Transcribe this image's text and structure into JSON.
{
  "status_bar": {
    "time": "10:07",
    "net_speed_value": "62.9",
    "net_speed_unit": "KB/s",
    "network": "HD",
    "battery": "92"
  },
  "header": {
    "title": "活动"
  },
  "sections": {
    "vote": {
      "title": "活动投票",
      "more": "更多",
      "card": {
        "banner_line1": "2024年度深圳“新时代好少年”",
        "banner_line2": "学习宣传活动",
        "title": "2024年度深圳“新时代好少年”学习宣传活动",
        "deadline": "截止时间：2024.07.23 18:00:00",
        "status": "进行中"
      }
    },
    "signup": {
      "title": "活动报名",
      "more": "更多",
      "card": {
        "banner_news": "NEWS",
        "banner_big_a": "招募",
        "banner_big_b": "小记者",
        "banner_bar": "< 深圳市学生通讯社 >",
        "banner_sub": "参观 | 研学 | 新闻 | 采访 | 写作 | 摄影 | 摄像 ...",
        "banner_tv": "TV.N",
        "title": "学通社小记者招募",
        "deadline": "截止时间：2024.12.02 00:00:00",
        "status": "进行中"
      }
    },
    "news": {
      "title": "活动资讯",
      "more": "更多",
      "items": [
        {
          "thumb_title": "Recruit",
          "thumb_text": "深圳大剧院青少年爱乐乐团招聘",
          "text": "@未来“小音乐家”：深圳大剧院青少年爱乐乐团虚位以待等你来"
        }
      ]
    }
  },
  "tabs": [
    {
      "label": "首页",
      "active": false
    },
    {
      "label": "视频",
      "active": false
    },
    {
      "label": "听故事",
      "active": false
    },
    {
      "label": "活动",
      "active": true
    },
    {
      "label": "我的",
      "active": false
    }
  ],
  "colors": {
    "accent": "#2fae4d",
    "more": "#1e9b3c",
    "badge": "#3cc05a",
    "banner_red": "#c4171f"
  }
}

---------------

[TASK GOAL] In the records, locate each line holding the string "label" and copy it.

[OUTPUT OF THE TASK]
      "label": "首页",
      "label": "视频",
      "label": "听故事",
      "label": "活动",
      "label": "我的",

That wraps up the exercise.